Gong L, Song J, Lin X, Wei F, Zhang C, Wang Z, Zhu J, Wu S, Chen Y, Liang J, Fu X, Lu J, Zhou C, Song L. Serine-arginine protein kinase 1 promotes a cancer stem cell-like phenotype through activation of Wnt/ß-catenin signalling in NSCLC. J Pathol. 2016;.

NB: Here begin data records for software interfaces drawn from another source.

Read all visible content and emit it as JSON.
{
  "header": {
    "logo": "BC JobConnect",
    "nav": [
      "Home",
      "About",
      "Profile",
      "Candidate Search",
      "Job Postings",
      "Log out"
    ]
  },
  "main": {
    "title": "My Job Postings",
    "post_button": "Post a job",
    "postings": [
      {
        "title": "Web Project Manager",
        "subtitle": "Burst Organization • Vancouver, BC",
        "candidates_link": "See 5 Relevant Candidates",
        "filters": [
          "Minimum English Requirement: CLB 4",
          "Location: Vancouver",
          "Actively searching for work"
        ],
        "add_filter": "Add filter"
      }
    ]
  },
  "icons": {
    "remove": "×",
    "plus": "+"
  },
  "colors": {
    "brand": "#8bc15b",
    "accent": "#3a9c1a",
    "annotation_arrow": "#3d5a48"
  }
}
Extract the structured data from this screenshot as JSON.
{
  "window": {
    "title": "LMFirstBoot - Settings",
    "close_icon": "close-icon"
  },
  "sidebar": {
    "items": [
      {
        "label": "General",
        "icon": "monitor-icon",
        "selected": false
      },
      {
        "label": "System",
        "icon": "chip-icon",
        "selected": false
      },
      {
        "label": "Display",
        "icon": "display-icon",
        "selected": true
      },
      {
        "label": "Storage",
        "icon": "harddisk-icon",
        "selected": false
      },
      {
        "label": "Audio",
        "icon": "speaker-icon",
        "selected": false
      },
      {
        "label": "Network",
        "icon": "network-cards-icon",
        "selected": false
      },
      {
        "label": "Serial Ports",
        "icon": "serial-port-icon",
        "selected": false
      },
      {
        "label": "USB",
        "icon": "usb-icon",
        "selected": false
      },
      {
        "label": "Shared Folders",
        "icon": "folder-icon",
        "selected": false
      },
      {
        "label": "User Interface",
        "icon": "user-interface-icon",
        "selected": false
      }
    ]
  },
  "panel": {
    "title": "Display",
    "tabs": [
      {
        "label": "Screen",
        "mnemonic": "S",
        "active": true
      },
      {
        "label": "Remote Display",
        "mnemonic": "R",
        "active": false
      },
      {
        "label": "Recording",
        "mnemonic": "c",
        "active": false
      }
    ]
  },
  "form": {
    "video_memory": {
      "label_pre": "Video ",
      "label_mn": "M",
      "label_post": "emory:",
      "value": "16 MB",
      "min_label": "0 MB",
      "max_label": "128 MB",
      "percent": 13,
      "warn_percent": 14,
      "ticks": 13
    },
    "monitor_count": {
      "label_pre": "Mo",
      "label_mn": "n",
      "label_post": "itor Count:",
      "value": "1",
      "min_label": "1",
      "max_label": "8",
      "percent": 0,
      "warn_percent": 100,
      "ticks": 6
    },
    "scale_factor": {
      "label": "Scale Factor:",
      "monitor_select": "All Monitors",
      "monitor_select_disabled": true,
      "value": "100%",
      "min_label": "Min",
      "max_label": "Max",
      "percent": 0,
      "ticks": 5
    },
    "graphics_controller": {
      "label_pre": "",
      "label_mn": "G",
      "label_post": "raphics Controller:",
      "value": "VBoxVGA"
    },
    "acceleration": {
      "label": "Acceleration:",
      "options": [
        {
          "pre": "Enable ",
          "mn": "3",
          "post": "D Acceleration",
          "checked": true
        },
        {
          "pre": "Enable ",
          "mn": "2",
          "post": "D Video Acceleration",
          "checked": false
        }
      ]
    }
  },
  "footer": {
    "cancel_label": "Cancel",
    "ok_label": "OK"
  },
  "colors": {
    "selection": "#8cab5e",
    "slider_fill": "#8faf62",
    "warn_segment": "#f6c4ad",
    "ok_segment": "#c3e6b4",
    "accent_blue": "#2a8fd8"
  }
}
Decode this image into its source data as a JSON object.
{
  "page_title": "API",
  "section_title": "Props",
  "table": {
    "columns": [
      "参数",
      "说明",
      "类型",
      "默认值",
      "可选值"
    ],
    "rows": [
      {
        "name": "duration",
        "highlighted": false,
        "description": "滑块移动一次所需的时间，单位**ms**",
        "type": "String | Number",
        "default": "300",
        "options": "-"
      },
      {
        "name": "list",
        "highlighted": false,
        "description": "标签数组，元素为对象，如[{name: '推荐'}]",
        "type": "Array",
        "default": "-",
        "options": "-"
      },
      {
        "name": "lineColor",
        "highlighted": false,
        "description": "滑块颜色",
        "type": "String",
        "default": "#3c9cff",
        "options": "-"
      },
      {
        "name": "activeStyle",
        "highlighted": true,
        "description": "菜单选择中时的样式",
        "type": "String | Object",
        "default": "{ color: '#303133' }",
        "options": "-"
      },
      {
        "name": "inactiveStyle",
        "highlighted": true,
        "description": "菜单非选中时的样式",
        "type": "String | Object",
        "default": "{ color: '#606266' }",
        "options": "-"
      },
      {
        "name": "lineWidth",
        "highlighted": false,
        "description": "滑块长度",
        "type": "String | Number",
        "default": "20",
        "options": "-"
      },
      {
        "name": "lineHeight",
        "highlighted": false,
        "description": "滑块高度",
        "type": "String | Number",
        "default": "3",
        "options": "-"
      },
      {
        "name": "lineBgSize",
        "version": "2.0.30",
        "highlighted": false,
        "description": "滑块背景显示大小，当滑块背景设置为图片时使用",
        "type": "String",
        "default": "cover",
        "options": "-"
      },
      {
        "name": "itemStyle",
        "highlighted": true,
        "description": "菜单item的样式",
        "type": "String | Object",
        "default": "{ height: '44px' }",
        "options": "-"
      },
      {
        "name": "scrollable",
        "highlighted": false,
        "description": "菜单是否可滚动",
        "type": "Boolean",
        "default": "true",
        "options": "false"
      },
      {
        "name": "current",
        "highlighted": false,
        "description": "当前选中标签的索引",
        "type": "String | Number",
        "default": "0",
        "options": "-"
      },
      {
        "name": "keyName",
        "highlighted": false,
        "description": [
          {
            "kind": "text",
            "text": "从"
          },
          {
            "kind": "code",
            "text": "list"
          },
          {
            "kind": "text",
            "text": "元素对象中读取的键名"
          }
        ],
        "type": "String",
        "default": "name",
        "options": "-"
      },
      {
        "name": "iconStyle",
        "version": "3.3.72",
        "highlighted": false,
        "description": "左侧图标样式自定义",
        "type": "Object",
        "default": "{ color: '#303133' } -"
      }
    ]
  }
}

Cancer stem cells (CSCs) are commonly associated with cancer recurrence and metastasis that occurs in up to 30-55% of non-small-cell lung carcinoma (NSCLC) patients. Herein, we showed that serine-arginine protein kinase 1 (SRPK1) was highly expressed at both the mRNA and the protein levels in human NCSLC. SRPK1 was associated with the clinical features of human NSCLC, including clinical stage (p < 0. 001) and T (p = 0. 001), N (p = 0. 007), and M (p = 0. 001) classifications. Ectopic overexpression of SRPK1 promoted the acquisition of a stem cell-like phenotype in human NSCLC cell lines cultured in vitro. Overexpression of SRPK1 increased sphere formation and the proportion of side-population cells that exclude Hoechst dye. Conversely, SRPK1 silencing reduced the number of spheres and the proportion of side-population cells. Mouse studies indicated that SRPK1 promoted NSCLC cell line tumour growth and SRPK1 overexpression reduced the number of tumour cells required to initiate tumourigenesis in vivo. Mechanistically, gene set enrichment analysis showed that Wnt/ß-catenin signalling correlated with SRPK1 mRNA levels and this signalling pathway was hyperactivated by ectopic SRPK1 expression in NSCLC cell lines. Immunofluorescence demonstrated that SRPK1 enhanced ß-catenin accumulation in the nuclei of NSCLC cell lines, and inhibition of ß-catenin signalling abrogated the SRPK1-induced stem cell-like phenotype. Together, our findings suggest that SRPK1 promotes a stem cell-like phenotype in NSCLC via Wnt/ß-catenin signalling. Moreover, SRPK1 may represent a novel target for human NSCLC diagnosis and therapy. Copyright © 2016 Pathological Society of Great Britain and Ireland. Published by John Wiley & Sons, Ltd.